(Record set)

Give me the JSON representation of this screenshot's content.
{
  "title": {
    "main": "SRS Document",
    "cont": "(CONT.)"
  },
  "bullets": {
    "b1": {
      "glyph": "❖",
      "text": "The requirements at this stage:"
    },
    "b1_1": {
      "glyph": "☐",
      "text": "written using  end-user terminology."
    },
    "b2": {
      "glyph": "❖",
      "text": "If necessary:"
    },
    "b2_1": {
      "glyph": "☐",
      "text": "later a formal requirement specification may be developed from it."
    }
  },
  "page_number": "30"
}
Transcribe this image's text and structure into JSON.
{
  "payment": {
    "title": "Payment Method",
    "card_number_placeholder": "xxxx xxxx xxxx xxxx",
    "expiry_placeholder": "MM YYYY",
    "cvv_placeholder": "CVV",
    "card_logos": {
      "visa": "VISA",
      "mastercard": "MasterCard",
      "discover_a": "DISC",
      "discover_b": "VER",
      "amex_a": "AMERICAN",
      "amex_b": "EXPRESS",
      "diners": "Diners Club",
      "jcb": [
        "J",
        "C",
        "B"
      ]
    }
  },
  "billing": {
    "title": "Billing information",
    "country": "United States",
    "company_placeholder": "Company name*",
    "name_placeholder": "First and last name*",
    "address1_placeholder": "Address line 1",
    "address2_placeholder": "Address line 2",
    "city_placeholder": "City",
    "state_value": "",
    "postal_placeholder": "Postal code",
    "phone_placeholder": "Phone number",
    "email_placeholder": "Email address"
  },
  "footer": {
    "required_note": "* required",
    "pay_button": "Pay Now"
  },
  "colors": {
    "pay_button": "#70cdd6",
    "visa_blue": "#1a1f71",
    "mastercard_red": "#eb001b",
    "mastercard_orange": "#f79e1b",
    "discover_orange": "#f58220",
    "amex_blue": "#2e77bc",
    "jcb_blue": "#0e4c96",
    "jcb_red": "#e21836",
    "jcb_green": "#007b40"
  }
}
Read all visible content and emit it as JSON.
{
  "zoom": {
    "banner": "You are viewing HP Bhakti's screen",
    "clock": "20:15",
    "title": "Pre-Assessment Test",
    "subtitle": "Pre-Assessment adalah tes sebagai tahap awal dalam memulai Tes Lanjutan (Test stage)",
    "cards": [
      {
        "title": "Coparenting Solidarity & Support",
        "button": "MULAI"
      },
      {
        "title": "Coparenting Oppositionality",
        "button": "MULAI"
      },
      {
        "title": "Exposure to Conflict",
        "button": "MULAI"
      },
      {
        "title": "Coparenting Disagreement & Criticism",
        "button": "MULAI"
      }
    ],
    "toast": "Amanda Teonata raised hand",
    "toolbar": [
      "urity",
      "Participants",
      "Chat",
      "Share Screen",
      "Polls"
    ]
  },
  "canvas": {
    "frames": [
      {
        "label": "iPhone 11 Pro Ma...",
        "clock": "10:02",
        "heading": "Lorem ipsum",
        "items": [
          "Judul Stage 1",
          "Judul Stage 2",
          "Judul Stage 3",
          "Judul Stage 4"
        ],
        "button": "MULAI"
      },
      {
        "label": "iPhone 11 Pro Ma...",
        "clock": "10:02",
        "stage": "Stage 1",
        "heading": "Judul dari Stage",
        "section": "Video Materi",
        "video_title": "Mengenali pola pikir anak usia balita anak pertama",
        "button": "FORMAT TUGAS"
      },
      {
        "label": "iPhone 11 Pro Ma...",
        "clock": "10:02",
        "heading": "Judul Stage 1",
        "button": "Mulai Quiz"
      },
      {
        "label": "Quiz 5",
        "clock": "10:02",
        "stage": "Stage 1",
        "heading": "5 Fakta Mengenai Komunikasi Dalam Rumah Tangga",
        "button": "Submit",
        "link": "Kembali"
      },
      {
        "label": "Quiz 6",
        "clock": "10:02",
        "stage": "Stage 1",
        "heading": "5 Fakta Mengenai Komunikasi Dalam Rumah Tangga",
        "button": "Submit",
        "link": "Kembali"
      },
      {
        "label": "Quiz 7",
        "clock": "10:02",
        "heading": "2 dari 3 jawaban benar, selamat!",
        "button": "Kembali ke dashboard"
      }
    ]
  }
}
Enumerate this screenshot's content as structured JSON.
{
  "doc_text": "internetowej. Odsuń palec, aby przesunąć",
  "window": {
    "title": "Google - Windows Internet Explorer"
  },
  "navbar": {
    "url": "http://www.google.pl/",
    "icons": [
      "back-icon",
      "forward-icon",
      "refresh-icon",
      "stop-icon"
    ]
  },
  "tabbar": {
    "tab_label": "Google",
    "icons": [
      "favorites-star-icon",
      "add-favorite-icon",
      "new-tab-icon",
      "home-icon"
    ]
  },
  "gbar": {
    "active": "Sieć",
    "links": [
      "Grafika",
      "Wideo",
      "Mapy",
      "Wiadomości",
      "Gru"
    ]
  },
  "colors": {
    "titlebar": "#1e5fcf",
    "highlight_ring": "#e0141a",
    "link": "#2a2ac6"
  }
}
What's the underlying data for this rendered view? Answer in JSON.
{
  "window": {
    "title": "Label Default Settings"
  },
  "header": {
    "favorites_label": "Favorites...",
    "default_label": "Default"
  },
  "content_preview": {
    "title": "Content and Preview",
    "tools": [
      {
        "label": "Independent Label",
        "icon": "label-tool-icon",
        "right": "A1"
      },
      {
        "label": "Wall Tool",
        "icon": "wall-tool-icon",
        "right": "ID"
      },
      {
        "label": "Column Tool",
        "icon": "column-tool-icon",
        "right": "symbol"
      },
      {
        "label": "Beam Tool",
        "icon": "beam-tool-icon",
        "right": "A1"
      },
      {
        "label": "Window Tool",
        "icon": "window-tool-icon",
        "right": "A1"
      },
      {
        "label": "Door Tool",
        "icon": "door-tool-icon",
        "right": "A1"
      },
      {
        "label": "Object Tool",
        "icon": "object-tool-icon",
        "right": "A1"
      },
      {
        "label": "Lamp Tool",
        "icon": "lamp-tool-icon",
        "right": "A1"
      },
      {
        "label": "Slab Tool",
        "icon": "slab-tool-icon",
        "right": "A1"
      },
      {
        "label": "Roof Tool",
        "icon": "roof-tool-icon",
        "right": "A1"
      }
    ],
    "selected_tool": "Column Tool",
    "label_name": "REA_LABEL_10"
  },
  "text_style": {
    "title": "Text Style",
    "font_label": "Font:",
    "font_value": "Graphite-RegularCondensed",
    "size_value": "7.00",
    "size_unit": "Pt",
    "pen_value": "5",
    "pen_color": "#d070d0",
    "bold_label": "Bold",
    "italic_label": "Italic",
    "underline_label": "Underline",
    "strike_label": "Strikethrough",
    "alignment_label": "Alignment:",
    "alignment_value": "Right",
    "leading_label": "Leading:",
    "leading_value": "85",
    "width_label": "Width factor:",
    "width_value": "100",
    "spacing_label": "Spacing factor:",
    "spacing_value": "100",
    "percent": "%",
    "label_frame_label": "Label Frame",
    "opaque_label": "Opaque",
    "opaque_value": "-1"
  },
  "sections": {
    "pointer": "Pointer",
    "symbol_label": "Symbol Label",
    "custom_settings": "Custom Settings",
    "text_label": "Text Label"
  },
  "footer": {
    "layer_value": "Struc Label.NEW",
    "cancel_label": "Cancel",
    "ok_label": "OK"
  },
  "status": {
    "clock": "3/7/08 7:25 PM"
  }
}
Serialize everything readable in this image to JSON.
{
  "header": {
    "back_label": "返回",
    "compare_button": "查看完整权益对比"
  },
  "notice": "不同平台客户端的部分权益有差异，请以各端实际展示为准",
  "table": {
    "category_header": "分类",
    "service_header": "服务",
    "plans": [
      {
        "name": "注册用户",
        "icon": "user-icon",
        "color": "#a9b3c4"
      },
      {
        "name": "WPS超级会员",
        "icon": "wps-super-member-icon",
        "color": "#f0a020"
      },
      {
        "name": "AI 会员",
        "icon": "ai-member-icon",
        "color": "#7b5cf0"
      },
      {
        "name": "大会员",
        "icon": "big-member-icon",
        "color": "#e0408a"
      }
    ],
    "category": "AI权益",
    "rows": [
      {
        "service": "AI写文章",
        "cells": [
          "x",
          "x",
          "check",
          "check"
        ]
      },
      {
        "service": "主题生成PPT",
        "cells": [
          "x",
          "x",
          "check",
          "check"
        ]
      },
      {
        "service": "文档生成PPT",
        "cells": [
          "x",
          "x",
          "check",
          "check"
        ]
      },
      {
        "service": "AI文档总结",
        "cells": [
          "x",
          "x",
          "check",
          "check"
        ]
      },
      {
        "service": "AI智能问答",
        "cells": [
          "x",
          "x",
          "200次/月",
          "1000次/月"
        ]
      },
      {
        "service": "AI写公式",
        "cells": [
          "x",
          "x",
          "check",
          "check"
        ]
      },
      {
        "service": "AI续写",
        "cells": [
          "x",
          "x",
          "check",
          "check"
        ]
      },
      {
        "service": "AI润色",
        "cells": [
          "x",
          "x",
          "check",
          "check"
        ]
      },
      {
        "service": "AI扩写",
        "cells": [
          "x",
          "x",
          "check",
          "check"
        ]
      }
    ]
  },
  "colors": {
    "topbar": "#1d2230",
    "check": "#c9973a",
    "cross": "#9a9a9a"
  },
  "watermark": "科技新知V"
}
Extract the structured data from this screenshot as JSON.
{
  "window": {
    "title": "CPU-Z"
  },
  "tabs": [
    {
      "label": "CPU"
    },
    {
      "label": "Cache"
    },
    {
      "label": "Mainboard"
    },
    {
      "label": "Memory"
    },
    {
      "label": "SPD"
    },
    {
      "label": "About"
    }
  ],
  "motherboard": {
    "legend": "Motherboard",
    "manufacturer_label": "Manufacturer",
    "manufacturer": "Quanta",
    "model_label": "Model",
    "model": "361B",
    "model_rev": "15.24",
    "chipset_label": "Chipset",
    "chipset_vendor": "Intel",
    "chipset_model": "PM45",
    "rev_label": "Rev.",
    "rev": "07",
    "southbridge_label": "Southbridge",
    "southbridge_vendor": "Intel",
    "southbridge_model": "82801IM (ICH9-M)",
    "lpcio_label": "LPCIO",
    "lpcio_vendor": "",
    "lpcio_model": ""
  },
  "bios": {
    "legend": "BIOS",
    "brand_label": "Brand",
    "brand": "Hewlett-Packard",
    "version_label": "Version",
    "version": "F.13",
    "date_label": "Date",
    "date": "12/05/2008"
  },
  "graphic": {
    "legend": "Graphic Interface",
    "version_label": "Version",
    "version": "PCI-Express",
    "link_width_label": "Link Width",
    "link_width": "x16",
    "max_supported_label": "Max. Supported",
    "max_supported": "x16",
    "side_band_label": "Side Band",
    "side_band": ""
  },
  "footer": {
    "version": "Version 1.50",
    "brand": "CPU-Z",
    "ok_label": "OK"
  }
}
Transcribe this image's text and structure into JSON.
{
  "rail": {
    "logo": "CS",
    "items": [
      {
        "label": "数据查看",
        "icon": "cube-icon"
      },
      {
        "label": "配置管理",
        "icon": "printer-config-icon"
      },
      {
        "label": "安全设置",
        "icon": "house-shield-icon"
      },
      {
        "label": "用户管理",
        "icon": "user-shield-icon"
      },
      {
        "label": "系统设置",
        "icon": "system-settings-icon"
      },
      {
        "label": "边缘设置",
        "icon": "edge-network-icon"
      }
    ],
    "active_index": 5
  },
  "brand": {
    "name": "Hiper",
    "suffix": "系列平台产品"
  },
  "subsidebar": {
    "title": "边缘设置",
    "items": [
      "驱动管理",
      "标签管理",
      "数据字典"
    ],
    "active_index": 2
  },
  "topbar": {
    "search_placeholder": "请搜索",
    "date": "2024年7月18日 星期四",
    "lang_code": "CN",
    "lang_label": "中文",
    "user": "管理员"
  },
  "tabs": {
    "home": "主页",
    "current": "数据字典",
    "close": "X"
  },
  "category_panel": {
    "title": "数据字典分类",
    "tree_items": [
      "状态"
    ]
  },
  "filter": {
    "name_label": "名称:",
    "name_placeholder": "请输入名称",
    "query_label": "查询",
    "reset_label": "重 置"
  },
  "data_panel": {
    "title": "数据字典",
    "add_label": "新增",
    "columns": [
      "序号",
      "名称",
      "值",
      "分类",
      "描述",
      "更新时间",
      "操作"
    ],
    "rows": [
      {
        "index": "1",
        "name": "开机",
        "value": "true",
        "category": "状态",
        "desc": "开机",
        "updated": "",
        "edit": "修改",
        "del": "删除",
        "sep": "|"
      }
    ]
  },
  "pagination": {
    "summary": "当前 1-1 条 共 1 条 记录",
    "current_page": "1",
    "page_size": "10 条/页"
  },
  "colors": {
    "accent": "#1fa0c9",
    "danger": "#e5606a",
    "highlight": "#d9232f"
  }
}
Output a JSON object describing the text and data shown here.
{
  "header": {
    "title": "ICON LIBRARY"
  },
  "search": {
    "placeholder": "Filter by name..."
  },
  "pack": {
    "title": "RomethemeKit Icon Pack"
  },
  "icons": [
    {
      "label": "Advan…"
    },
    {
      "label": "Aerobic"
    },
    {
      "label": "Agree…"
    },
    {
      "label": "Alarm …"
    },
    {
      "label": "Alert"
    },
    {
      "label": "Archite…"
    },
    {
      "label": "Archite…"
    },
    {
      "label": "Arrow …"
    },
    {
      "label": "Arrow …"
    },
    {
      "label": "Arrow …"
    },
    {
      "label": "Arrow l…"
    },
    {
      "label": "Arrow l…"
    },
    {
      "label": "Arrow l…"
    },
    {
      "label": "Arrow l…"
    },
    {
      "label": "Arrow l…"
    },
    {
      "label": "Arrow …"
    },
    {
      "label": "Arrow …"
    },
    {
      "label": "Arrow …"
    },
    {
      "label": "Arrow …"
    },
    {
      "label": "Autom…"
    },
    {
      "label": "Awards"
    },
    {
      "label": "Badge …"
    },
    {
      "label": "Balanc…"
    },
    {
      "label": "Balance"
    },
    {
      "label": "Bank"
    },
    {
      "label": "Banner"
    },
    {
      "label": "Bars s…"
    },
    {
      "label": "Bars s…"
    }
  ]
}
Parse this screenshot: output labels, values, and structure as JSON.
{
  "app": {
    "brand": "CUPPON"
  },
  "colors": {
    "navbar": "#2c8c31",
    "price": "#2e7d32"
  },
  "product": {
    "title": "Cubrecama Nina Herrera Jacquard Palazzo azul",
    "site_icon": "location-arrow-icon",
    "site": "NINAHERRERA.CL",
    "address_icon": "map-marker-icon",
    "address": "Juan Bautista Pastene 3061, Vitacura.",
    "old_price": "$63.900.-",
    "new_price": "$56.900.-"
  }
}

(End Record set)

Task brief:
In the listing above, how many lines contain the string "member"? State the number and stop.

Result:
3